Background Checks Uncover Tax Fraud
It is obvious that if you are hiring someone to manage your accounting, you need someone who has an exemplary record when it comes to filing their own taxes. If they are willing to commit fraud in their personal life, they might be willing to do the same in their professional life, especially if they have bonuses tied to the amount of money they save the company in taxes.
It is not just a matter of taxes. Many powerful companies have been charged with all manner of accounting fraud. Sometimes, the CEO is unaware of the fraudulent activity. Sometimes, they are at the center of it. The last thing you want is to be caught conducting any type of accounting fraud. It can quite literally ruin your business. The person you hire for your accounting needs has to be completely above reproach with regard to the handling of their finances. There is little chance you will encounter someone who is unscrupulous in their personal life but completely scrupulous in their business affairs. Make this a high-priority item on your background checklist.
Criminal History Shows Up on Background Checks
Don’t let criminal history be the sole determiner of whether or not you hire a person. Everyone has a past that is not completely flattering. A person who has paid their debt to society after committing a one-time crime has a right to employment just like anyone else. Don’t be the kind of employer that punishes a person twice.
That said, some crimes are red flags that cannot be ignored. If you run a daycare, a person who has committed crimes against children cannot be considered for the positions. And they should probably be reported for even applying for the job. Some mistakes can put your business at risk. If a person has drunk driving in their record, you probably don’t want to hire them, especially if the job requires operating a motor vehicle or dangerous equipment. That is a person who has shown poor judgement on matters of life and death. If they still have the kind of addiction that leads them to drinking and driving, they are not the person who should be trusted with regard to the safety of others. Intoxicated driving means you should probably steer clear.
Multiple Addresses in a Short Period of Time
When a person has too many addresses in a compressed period of time, it should serve as a red flag. The reason is that it suggests a lack of commitment to any one place. And unless that person has had the kind of work that can be done anywhere, they are not holding down jobs for various reasons.
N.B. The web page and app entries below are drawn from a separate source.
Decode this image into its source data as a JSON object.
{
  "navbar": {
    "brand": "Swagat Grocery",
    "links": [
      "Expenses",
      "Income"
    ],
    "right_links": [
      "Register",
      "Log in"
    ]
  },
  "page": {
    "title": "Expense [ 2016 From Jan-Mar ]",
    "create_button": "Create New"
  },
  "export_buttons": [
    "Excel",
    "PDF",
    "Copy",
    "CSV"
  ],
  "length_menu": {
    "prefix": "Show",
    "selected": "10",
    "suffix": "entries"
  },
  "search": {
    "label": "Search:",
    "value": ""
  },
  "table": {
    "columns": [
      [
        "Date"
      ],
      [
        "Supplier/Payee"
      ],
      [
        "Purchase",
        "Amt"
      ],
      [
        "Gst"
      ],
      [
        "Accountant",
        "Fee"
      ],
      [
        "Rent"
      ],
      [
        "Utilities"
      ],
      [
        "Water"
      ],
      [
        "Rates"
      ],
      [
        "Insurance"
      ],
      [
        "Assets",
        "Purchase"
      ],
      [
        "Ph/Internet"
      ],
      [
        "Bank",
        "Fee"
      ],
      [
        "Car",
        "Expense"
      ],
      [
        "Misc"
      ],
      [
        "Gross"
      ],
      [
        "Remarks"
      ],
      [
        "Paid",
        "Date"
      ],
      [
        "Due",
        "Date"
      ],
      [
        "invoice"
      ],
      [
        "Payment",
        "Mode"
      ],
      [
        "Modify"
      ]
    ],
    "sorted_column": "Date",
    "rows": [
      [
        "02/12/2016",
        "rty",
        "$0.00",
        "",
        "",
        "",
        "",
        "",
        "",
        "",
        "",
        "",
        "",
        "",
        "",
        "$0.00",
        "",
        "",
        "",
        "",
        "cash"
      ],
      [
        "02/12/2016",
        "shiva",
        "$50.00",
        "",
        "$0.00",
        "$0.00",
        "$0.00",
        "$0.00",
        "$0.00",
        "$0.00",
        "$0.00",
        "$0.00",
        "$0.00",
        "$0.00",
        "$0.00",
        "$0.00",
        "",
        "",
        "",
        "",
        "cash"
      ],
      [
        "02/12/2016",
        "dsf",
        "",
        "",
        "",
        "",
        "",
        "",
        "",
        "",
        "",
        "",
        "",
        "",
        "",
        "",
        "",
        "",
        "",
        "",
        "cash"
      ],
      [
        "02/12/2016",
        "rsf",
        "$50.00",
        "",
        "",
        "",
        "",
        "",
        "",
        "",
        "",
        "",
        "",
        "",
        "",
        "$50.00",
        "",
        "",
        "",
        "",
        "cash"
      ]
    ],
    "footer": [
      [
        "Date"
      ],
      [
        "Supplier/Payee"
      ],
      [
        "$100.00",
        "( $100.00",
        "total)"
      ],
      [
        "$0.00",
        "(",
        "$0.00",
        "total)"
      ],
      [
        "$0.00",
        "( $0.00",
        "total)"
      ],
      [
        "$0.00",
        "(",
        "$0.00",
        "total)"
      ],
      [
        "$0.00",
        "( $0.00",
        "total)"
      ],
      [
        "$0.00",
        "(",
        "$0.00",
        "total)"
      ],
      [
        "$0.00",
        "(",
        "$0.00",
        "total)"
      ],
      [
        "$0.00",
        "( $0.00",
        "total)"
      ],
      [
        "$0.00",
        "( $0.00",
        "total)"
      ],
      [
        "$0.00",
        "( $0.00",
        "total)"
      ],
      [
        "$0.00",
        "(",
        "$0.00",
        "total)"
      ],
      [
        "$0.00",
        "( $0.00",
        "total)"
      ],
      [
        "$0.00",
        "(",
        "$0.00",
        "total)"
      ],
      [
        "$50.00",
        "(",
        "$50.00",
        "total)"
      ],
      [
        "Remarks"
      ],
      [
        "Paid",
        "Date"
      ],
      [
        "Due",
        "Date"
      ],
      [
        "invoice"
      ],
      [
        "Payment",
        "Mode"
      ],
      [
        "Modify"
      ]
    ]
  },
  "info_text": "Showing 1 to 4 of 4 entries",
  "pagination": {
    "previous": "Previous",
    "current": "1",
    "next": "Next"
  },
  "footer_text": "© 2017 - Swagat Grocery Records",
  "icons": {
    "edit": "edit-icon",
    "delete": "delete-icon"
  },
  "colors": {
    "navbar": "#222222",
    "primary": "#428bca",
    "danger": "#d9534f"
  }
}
Some of those reasons are undoubtedly good reasons. People get fired and people quit. It happens. But when a person bounces from job to job with a high level of frequency, that is very likely not someone with whom you want to trust a lot of responsibility.
It is pretty obvious that you don’t want to associate your company with a violent abuser. This is a bad person you don’t want anything to do with. Your company should have a zero-tolerance policy with regard to violence. So should every home. Anyone who would violate that policy at home will violate it at work. You don’t keep a ticking time bomb in the office because you know it is going to go off at some point. For the same reason, you don’t keep a violent abuser in your office.
This is not to say that one cannot have a more evolved view of people that are troubled. But that is irrelevant for your company. Some people cannot cope with the stresses of domestic life. As a result, they cope by physically lashing out. Such a person is to be pitied and medically treated. That said, the stresses of work life can also be difficult to bear. Setting a violent person up in a stressful job is setting them, and your company up for failure.
Employee Background Checks and Credit Reports
Not every job is as sensitive to theft risk as others. Cashiers and managers who handle thousands of dollars in cash every day are in a unique position to pocket some of it for themselves. The cameras at cash registers are usually not focused on the customer, but on the cashier. That is because the bigger risk to the company is the dishonest cashier and not the dishonest customer. Bad credit is a sign that a person is not only irresponsible with money, it signifies a person has a great, if not a desperate need for more of it than they get paid. Where money handling is involved, pay closer attention to credit. This type of red flag can also be uncovered through employee background checks.
There is no full-proof method of selecting the perfect person for the job. But you can eliminate the least perfect candidates by noting the ones with a negative tax status, criminal history, multiple recent addresses, domestic violence, and extremely low credit scores.